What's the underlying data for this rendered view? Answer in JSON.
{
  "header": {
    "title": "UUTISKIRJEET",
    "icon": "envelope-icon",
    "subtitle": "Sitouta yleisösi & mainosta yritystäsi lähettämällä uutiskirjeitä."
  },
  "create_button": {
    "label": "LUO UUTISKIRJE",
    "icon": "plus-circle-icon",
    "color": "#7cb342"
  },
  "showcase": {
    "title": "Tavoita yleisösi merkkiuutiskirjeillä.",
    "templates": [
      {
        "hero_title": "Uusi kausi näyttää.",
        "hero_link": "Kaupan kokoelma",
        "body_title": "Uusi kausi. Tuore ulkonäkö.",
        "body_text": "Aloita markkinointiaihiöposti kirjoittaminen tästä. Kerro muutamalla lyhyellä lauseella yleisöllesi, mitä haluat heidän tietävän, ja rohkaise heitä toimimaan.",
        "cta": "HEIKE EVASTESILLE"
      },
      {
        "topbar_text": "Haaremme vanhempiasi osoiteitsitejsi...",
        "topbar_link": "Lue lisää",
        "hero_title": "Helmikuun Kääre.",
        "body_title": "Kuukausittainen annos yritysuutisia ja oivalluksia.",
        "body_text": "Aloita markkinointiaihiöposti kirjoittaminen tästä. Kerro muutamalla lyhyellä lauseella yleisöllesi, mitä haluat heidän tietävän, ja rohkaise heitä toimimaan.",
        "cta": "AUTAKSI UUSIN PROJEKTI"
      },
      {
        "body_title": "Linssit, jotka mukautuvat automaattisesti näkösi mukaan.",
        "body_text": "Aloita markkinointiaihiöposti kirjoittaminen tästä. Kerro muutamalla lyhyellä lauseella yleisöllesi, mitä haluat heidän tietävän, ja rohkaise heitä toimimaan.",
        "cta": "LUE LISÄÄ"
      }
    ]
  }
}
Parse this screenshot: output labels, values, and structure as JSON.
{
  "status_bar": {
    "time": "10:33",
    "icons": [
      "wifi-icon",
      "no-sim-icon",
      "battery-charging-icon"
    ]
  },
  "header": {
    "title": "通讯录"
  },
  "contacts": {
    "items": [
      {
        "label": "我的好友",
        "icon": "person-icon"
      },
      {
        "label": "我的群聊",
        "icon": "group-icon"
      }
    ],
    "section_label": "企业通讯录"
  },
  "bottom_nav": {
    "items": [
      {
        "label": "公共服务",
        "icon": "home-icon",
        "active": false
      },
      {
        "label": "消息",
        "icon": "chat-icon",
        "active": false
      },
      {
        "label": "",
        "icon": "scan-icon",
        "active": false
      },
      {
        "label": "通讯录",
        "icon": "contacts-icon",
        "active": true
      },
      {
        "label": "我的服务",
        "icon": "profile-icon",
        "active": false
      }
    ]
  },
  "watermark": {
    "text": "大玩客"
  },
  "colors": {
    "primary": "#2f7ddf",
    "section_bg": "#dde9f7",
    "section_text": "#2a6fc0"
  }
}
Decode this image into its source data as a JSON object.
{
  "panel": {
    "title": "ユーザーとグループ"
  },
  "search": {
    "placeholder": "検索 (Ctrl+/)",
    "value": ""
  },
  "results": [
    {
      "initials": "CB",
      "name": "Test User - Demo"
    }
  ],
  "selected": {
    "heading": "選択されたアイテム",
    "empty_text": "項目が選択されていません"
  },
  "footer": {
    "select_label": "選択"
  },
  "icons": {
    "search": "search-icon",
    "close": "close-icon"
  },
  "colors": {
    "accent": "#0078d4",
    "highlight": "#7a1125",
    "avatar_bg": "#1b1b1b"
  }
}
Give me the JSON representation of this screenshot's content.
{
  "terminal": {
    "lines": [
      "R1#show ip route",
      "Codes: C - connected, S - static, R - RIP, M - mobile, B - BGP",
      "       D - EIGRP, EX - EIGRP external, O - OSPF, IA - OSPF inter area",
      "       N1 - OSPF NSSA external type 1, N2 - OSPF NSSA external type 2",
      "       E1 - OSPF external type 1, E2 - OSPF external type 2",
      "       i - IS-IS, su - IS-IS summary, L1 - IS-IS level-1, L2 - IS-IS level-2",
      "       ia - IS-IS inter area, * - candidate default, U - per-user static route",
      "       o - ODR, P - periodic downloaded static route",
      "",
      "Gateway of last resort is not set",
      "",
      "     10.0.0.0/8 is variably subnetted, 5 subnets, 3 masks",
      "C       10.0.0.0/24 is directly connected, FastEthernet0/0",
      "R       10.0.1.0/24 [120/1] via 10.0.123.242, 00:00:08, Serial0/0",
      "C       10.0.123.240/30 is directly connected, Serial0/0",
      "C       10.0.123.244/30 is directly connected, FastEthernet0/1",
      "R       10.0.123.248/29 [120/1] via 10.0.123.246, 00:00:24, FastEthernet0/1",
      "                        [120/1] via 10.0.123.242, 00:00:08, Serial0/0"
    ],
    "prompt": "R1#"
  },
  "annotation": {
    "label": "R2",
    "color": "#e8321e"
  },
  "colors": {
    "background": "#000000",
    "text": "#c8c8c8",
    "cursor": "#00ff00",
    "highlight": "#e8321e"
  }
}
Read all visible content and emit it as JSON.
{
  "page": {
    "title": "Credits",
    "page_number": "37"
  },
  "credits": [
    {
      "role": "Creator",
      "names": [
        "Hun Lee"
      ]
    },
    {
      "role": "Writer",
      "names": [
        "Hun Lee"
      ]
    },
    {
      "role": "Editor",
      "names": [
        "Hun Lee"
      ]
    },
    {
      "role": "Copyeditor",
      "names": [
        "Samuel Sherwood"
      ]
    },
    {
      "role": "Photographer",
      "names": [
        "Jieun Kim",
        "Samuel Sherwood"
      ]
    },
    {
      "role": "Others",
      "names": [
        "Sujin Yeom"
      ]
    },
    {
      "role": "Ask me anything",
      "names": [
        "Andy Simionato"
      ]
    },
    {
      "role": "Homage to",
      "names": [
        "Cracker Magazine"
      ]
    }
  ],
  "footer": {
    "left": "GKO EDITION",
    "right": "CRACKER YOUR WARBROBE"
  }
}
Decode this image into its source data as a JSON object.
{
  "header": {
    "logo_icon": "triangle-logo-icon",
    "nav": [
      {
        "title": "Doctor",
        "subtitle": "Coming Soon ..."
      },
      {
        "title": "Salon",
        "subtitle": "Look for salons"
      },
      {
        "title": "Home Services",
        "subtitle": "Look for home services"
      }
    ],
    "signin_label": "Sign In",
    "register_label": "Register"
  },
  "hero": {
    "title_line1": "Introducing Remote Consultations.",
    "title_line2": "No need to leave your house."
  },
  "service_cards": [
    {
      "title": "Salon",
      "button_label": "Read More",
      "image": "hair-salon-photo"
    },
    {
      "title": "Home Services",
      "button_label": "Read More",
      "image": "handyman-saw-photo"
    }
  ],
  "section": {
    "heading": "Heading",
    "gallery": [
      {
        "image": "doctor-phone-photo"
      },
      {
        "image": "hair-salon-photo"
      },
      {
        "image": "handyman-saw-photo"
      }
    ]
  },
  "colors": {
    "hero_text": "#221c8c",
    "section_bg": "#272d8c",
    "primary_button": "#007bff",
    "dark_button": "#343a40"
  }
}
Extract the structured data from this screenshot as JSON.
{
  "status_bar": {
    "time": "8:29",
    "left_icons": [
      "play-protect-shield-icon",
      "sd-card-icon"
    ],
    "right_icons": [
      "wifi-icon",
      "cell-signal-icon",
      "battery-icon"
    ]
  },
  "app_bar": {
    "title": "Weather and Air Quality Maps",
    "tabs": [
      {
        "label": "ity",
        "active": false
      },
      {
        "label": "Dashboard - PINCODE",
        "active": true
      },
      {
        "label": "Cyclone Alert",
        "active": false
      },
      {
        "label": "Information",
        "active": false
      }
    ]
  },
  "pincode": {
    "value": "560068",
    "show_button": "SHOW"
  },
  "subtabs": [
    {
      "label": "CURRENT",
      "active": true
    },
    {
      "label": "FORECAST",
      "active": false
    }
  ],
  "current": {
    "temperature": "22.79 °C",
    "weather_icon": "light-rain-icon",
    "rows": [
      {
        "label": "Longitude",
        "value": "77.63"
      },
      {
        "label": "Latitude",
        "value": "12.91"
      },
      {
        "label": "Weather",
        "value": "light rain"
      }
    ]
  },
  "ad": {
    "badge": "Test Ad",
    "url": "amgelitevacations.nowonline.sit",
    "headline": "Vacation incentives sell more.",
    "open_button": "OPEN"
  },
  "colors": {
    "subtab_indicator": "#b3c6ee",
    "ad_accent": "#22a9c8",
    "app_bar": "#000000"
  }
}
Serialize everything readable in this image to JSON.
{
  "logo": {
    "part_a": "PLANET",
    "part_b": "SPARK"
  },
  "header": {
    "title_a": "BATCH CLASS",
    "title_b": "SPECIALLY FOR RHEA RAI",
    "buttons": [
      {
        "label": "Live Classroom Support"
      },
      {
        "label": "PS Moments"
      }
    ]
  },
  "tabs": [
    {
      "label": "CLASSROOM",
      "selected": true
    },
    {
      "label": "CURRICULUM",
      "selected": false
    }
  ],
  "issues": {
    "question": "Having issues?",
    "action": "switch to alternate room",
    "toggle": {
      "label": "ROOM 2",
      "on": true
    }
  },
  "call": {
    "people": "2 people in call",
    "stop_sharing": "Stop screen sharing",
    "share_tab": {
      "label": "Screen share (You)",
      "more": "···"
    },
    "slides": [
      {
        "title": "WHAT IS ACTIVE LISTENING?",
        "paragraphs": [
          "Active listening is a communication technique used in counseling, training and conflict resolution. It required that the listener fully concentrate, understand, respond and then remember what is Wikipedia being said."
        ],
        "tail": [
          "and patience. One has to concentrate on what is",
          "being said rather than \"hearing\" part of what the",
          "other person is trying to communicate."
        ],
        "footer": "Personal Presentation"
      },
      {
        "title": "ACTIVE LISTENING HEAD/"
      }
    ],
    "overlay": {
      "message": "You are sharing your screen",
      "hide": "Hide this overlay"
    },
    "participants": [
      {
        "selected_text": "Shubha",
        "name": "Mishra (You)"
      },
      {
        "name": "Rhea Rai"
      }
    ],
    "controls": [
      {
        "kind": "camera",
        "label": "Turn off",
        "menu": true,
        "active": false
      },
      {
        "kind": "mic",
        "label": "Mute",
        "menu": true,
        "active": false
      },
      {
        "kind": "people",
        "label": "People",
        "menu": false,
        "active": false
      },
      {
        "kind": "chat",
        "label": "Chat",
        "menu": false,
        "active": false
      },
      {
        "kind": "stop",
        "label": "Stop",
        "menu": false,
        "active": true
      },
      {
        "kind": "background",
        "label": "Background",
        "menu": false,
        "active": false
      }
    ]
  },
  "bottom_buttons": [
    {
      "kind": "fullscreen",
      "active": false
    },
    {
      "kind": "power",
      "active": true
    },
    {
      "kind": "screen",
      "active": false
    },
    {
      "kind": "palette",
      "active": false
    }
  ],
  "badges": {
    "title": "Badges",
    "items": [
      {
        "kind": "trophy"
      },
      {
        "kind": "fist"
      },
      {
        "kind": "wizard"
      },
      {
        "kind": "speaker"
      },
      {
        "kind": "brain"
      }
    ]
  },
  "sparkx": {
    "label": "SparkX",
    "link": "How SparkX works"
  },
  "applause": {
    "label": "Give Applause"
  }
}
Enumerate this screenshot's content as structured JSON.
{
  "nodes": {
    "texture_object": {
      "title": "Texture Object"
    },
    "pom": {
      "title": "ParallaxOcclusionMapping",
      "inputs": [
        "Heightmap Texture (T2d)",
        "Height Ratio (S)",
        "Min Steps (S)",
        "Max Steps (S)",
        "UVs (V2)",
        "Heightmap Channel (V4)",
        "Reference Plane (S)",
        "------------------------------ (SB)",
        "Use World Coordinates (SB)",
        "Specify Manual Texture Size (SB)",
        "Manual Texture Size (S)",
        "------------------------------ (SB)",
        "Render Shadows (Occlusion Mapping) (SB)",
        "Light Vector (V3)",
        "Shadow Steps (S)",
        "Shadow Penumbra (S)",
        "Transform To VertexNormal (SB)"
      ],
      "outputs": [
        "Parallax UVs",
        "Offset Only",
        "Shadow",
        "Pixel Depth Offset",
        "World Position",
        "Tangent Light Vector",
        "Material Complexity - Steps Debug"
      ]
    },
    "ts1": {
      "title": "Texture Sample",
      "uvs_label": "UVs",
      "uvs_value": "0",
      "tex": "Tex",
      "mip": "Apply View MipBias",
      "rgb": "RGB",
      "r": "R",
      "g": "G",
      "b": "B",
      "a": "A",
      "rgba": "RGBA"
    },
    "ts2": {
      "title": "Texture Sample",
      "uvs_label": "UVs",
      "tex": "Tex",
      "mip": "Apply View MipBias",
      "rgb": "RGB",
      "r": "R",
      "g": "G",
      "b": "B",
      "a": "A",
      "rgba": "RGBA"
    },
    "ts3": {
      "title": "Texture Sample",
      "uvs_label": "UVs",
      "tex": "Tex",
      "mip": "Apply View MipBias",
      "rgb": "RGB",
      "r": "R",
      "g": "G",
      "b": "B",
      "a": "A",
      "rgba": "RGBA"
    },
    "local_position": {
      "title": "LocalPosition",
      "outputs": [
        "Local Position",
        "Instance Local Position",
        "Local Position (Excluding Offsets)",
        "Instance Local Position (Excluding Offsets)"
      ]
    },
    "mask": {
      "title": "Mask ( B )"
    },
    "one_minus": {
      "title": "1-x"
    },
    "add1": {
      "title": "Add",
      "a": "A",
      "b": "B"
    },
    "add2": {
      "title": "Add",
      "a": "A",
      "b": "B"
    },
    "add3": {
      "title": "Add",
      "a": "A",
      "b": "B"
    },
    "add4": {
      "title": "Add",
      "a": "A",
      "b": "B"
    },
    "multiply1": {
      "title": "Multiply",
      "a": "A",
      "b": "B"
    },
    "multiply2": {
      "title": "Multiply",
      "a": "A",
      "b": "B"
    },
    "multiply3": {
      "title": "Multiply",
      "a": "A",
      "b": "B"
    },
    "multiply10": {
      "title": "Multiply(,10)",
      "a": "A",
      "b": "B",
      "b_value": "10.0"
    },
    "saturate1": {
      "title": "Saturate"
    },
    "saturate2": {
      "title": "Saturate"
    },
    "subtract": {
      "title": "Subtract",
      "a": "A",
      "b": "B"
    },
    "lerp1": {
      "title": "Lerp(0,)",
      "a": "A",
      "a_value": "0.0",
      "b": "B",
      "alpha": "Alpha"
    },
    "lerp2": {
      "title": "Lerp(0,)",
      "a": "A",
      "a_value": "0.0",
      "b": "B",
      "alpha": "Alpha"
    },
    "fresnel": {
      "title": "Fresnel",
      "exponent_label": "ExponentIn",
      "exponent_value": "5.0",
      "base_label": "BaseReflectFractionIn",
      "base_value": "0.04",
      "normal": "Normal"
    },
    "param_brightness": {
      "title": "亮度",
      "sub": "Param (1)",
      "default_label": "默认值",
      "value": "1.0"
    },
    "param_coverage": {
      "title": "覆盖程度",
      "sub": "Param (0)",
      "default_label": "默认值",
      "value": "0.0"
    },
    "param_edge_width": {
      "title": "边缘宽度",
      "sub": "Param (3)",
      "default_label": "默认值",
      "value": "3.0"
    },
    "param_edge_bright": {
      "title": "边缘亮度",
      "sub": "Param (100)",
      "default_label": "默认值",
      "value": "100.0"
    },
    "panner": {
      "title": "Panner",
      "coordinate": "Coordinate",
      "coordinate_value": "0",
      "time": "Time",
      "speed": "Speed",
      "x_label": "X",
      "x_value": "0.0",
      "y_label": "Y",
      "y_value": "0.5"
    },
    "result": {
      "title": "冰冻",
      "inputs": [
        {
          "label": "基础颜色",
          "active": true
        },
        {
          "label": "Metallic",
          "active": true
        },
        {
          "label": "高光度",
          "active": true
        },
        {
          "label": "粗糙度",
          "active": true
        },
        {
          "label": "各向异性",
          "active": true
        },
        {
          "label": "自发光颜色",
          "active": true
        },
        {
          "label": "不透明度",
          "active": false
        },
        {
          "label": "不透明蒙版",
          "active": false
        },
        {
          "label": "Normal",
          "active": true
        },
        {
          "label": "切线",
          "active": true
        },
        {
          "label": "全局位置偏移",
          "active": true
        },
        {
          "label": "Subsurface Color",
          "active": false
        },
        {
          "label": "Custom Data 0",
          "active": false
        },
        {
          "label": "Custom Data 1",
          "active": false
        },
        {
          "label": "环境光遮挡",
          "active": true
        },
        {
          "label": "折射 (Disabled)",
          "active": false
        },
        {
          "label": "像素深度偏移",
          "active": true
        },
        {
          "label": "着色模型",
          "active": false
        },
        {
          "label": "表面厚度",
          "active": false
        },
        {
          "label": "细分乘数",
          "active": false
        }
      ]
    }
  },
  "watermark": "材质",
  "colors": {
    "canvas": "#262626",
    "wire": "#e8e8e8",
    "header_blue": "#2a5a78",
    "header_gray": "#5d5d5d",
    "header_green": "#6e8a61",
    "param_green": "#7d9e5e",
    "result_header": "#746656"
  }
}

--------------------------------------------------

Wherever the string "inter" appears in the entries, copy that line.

● SOLVED EXERCISE:
      "       D - EIGRP, EX - EIGRP external, O - OSPF, IA - OSPF inter area",
      "       ia - IS-IS inter area, * - candidate default, U - per-user static route",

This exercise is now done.